Overall, she said, families are very happy about the brand new school.

“T.M. Peirce is a very, very old school. And unfortunately, it’s actually the only school within about a 15 block radius, unlike other communities who have schools within two or three blocks,” Simms said. “If T.M. Peirce is closed down, our children will have nowhere to go.”

Her mother, Sylvia, is more skeptical. She said the building project looks beautiful, but that the school needs more than that.

“We want people that really want to educate our children, that want to be a part of the community, we want books, we want computers, we want family engagement,” she said.

Simms also fears enrollment will come down after last year’s asbestos crisis and this year’s pandemic. With new students going to other schools, some may argue a new school is not needed after all, she said.

“I want to see it,” Simms said. “The school district promises people a lot of stuff, but when it comes time to deliver, they don’t deliver. I know for a fact how the district plays games with people, especially with people that don’t know how to navigate this system.”

WHYY is your source for fact-based, in-depth journalism and information. As a nonprofit organization, we rely on financial support from readers like you. Please give today.
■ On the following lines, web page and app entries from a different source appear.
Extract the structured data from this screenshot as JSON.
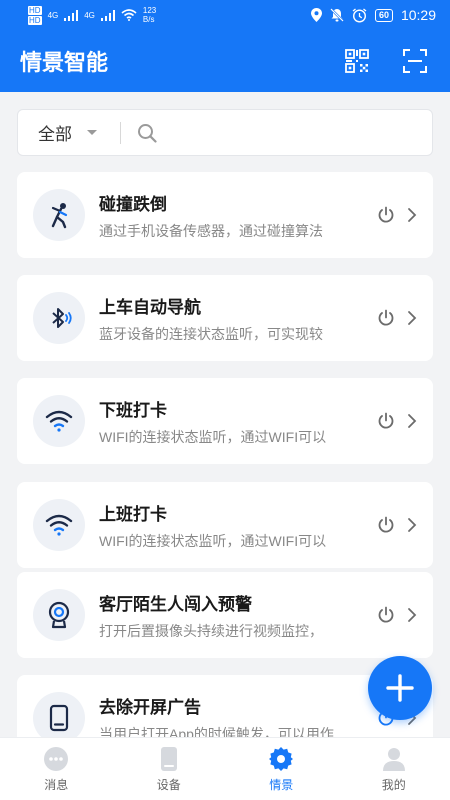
{
  "status_bar": {
    "network_top": "HD",
    "network_bottom": "HD",
    "signal_1": "4G",
    "signal_2": "4G",
    "speed_value": "123",
    "speed_unit": "B/s",
    "battery": "60",
    "time": "10:29"
  },
  "header": {
    "title": "情景智能"
  },
  "search": {
    "filter_label": "全部",
    "placeholder": ""
  },
  "scenes": [
    {
      "title": "碰撞跌倒",
      "desc": "通过手机设备传感器，通过碰撞算法",
      "icon": "fall-person-icon"
    },
    {
      "title": "上车自动导航",
      "desc": "蓝牙设备的连接状态监听，可实现较",
      "icon": "bluetooth-icon"
    },
    {
      "title": "下班打卡",
      "desc": "WIFI的连接状态监听，通过WIFI可以",
      "icon": "wifi-icon"
    },
    {
      "title": "上班打卡",
      "desc": "WIFI的连接状态监听，通过WIFI可以",
      "icon": "wifi-icon"
    },
    {
      "title": "客厅陌生人闯入预警",
      "desc": "打开后置摄像头持续进行视频监控，",
      "icon": "camera-icon"
    },
    {
      "title": "去除开屏广告",
      "desc": "当用户打开App的时候触发，可以用作",
      "icon": "tablet-icon"
    }
  ],
  "nav": [
    {
      "label": "消息",
      "icon": "message-icon"
    },
    {
      "label": "设备",
      "icon": "device-icon"
    },
    {
      "label": "情景",
      "icon": "gear-icon"
    },
    {
      "label": "我的",
      "icon": "user-icon"
    }
  ],
  "colors": {
    "brand": "#1677f7",
    "background": "#f2f3f5",
    "icon_gray": "#6b6b6b"
  }
}
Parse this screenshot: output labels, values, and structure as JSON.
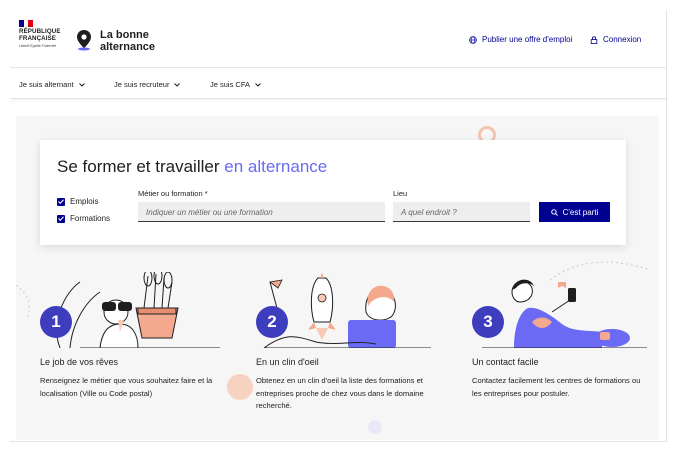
{
  "header": {
    "republique": "RÉPUBLIQUE FRANÇAISE",
    "motto": "Liberté Égalité Fraternité",
    "logo_text": "La bonne alternance",
    "publish_label": "Publier une offre d'emploi",
    "login_label": "Connexion"
  },
  "nav": {
    "items": [
      {
        "label": "Je suis alternant"
      },
      {
        "label": "Je suis recruteur"
      },
      {
        "label": "Je suis CFA"
      }
    ]
  },
  "search": {
    "title_main": "Se former et travailler ",
    "title_accent": "en alternance",
    "checkboxes": [
      {
        "label": "Emplois",
        "checked": true
      },
      {
        "label": "Formations",
        "checked": true
      }
    ],
    "metier_label": "Métier ou formation *",
    "metier_placeholder": "Indiquer un métier ou une formation",
    "lieu_label": "Lieu",
    "lieu_placeholder": "A quel endroit ?",
    "submit_label": "C'est parti"
  },
  "steps": [
    {
      "number": "1",
      "title": "Le job de vos rêves",
      "text": "Renseignez le métier que vous souhaitez faire et la localisation (Ville ou Code postal)"
    },
    {
      "number": "2",
      "title": "En un clin d'oeil",
      "text": "Obtenez en un clin d'oeil la liste des formations et entreprises proche de chez vous dans le domaine recherché."
    },
    {
      "number": "3",
      "title": "Un contact facile",
      "text": "Contactez facilement les centres de formations ou les entreprises pour postuler."
    }
  ],
  "colors": {
    "primary": "#000091",
    "accent": "#6a6af4",
    "step_badge": "#3d3dbd",
    "peach": "#f8c9b4",
    "hero_bg": "#f6f6f6"
  }
}
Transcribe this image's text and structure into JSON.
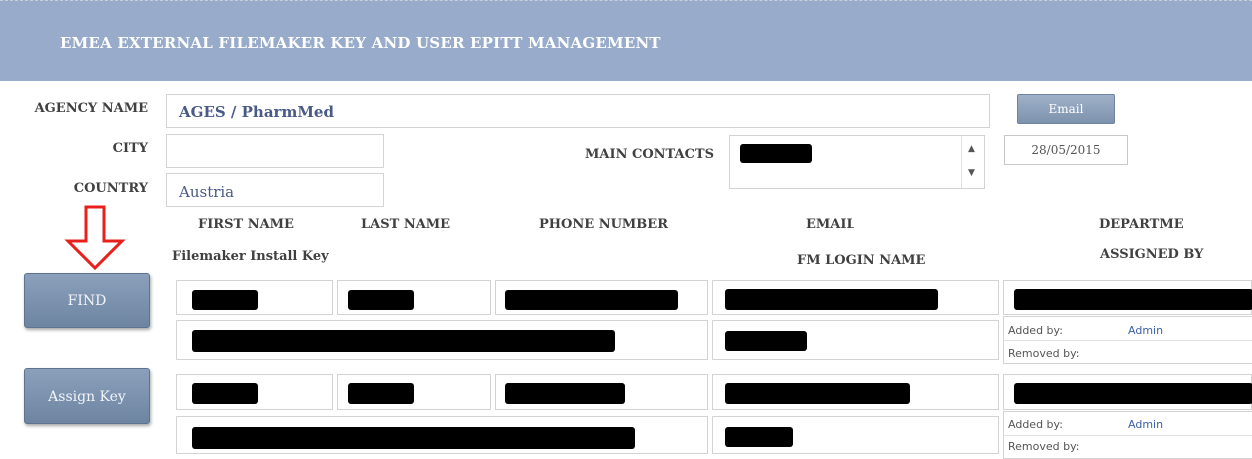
{
  "header": {
    "title": "EMEA EXTERNAL FILEMAKER KEY AND USER EPITT MANAGEMENT"
  },
  "form": {
    "agency_label": "AGENCY NAME",
    "agency_value": "AGES / PharmMed",
    "city_label": "CITY",
    "city_value": "",
    "country_label": "COUNTRY",
    "country_value": "Austria",
    "main_contacts_label": "MAIN CONTACTS",
    "email_button": "Email",
    "date": "28/05/2015"
  },
  "columns": {
    "first_name": "FIRST NAME",
    "last_name": "LAST NAME",
    "phone": "PHONE NUMBER",
    "email": "EMAIL ADDRESS",
    "department": "DEPARTMENT",
    "install_key": "Filemaker Install Key",
    "fm_login": "FM LOGIN NAME",
    "assigned_by": "ASSIGNED BY"
  },
  "buttons": {
    "find": "FIND",
    "assign_key": "Assign Key"
  },
  "records": [
    {
      "added_by_label": "Added by:",
      "added_by_value": "Admin",
      "removed_by_label": "Removed by:"
    },
    {
      "added_by_label": "Added by:",
      "added_by_value": "Admin",
      "removed_by_label": "Removed by:"
    }
  ],
  "annotation": {
    "arrow_color": "#e8201c"
  },
  "colors": {
    "header": "#98abcb",
    "button": "#7d92ad",
    "value_text": "#4a5a88"
  }
}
Want a digest of WHYY’s programs, events & stories? Sign up for our weekly newsletter.

Together we can reach 100% of WHYY’s fiscal year goal